What you need to do: For the entries that follow, tally the lines holding the string "Downloads". Give the total and nothing else.

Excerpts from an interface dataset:

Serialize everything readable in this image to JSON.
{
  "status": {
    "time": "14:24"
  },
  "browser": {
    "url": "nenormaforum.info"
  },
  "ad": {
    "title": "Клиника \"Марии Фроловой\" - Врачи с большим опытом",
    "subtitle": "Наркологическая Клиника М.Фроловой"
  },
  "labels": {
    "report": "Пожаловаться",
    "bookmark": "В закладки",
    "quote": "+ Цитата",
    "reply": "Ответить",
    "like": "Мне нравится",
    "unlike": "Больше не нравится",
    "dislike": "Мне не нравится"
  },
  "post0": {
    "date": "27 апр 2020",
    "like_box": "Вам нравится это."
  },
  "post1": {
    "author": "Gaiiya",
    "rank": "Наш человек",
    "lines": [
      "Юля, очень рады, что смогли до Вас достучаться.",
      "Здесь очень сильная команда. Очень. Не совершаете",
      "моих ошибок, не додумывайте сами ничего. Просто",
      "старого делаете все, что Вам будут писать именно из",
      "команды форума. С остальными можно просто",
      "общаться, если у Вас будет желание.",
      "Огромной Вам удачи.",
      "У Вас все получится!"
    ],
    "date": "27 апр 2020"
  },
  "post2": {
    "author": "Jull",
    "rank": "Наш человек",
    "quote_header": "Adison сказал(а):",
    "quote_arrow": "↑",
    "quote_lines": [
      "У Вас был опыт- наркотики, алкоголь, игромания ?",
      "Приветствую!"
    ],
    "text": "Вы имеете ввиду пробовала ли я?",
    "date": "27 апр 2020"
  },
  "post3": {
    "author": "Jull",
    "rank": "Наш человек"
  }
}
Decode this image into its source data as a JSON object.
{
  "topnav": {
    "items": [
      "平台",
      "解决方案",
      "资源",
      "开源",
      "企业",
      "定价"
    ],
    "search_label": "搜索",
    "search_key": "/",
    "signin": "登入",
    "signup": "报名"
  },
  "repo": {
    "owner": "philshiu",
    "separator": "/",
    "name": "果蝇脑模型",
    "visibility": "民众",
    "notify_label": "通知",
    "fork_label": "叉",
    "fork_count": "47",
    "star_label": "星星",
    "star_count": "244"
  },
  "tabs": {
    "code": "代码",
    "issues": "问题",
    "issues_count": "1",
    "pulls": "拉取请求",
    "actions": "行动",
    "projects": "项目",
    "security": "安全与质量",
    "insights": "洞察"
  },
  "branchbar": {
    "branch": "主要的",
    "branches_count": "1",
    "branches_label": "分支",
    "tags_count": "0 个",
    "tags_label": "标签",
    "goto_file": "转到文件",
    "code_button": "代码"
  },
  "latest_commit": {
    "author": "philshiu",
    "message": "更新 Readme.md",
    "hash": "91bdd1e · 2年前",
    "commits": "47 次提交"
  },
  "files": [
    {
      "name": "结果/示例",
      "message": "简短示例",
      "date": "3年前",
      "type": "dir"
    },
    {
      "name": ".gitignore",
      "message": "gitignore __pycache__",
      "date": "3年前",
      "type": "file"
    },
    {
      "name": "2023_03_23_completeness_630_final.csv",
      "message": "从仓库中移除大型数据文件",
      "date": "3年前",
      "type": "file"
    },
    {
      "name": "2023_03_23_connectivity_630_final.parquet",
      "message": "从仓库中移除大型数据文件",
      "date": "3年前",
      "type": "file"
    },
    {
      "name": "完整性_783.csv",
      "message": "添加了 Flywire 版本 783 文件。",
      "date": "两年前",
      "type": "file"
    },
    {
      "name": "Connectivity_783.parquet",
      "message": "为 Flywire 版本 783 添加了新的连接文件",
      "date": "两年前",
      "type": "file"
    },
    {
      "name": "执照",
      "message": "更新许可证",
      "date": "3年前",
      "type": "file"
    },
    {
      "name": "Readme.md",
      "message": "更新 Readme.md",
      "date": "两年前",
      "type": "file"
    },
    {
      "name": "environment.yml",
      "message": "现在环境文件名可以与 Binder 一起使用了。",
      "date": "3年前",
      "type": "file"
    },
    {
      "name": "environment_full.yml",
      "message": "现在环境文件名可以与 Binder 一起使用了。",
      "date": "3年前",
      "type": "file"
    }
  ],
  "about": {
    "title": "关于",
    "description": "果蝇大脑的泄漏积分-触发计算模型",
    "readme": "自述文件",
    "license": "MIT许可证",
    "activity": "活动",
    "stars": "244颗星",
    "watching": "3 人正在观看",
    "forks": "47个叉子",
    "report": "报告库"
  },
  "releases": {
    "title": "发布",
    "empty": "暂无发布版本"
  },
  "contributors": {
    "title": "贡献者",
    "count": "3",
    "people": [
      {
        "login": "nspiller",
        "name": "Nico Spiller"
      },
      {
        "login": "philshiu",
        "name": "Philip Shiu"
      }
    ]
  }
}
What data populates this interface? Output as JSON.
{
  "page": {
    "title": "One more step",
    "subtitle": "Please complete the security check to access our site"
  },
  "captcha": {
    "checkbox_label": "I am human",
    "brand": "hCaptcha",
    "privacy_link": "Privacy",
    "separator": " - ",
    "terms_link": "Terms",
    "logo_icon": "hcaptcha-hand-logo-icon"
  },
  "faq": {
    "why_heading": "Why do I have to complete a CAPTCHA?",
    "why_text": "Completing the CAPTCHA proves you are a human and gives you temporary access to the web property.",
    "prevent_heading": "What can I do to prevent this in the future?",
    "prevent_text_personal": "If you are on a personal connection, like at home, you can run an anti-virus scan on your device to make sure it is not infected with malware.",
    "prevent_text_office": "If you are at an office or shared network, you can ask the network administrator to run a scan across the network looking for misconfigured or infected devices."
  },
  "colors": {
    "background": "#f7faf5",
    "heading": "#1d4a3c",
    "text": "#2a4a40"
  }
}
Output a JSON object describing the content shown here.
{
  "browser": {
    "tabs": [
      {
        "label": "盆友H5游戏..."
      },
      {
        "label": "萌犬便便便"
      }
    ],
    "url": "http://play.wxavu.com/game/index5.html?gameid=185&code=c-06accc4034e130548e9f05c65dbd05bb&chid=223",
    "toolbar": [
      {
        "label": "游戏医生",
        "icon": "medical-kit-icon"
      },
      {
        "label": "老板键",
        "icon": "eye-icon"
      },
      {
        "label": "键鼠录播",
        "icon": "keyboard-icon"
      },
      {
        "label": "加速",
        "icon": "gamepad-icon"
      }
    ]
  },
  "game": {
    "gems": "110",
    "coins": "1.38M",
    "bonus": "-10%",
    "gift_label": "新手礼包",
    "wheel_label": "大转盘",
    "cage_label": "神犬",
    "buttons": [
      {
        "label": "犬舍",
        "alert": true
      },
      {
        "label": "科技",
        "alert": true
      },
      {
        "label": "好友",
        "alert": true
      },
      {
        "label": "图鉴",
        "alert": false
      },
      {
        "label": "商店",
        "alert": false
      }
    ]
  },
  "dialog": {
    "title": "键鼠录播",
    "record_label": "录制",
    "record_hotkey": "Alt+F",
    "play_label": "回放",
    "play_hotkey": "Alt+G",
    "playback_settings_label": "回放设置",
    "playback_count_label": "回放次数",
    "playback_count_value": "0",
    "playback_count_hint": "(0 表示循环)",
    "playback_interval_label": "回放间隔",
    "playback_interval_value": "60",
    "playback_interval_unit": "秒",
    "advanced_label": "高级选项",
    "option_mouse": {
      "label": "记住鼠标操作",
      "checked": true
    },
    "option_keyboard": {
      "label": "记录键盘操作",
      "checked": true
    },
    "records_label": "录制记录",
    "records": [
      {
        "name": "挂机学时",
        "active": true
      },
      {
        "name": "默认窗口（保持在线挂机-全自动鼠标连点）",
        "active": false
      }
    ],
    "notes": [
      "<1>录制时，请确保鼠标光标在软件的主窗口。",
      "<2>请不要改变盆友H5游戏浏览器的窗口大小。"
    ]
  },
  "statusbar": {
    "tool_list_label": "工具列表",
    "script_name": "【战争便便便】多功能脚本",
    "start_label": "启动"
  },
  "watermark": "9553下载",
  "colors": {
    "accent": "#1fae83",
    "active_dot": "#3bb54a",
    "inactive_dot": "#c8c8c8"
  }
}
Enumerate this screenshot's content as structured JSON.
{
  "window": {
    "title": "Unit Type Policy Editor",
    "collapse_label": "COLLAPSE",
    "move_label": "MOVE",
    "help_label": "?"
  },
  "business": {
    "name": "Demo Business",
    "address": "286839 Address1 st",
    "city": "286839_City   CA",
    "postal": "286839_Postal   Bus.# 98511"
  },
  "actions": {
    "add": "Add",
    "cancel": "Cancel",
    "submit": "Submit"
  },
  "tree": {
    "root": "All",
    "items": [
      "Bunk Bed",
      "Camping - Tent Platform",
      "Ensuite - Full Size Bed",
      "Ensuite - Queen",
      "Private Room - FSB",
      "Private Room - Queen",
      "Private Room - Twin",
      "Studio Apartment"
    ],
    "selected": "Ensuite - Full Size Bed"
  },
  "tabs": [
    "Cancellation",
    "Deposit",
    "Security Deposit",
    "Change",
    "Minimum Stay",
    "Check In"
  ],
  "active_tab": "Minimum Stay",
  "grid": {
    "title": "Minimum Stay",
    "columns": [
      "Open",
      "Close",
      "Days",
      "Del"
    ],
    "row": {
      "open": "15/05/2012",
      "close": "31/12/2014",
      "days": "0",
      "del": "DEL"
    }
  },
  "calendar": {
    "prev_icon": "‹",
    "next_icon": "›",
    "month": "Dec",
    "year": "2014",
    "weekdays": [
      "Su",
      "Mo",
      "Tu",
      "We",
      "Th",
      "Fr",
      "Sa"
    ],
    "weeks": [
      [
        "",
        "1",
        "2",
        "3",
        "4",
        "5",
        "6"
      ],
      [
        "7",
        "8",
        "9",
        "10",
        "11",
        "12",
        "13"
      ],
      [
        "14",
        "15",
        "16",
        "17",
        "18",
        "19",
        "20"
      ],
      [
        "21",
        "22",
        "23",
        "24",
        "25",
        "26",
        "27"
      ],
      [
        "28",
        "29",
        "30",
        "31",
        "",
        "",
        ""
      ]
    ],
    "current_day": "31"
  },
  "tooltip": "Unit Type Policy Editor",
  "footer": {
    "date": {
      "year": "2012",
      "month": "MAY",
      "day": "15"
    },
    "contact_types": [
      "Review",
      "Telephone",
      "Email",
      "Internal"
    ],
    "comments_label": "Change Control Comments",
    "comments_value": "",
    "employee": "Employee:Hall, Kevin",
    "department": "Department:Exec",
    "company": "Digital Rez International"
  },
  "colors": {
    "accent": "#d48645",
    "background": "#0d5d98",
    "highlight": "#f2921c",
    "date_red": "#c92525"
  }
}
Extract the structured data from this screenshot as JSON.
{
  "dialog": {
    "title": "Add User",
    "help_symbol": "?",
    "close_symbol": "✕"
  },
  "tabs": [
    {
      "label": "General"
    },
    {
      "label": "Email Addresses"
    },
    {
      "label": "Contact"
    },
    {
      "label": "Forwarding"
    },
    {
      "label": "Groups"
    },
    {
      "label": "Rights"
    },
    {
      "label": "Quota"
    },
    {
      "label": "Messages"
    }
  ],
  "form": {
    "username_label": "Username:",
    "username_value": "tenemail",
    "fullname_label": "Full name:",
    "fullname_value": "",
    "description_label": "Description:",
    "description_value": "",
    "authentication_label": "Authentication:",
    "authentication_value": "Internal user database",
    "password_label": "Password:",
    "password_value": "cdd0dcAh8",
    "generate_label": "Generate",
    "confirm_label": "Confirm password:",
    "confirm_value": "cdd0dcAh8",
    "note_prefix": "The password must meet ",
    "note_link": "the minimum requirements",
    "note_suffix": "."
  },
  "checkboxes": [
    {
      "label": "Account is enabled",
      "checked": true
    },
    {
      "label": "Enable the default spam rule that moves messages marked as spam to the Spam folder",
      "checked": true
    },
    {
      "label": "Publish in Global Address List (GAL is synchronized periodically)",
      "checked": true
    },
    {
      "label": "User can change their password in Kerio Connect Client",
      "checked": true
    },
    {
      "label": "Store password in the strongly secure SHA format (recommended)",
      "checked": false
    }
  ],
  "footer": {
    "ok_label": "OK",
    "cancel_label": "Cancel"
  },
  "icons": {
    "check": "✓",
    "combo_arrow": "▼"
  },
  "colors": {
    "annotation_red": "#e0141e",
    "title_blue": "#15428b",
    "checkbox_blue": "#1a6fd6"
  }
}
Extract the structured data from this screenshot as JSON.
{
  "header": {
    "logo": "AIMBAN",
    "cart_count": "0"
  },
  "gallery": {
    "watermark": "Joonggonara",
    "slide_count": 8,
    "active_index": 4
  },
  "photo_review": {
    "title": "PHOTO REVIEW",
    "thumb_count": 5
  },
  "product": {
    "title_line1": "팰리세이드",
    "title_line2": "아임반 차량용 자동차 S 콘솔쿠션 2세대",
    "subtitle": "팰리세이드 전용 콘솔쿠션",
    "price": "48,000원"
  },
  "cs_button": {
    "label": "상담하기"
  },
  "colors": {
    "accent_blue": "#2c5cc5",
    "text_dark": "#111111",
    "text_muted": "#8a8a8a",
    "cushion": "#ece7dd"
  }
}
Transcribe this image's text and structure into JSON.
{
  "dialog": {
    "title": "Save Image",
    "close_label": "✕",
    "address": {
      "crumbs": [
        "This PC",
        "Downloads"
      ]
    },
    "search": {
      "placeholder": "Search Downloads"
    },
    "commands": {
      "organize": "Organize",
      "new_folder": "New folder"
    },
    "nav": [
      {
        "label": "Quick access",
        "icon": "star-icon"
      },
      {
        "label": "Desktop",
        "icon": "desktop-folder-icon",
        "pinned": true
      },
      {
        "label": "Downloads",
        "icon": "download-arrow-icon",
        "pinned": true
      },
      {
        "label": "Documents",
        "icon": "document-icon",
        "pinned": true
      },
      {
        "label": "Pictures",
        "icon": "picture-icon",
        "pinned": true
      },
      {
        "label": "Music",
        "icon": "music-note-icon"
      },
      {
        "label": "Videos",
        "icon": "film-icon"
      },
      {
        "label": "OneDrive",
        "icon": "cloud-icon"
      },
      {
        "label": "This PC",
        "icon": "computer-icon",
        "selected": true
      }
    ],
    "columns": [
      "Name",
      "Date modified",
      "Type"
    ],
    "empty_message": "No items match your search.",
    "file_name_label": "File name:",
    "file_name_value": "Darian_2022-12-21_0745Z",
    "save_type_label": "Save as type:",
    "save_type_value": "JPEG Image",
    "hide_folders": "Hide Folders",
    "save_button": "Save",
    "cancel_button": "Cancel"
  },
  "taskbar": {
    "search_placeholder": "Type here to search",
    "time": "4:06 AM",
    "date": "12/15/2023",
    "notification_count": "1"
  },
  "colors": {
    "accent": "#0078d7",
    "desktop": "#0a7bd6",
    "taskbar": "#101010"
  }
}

Result for this exercise: 3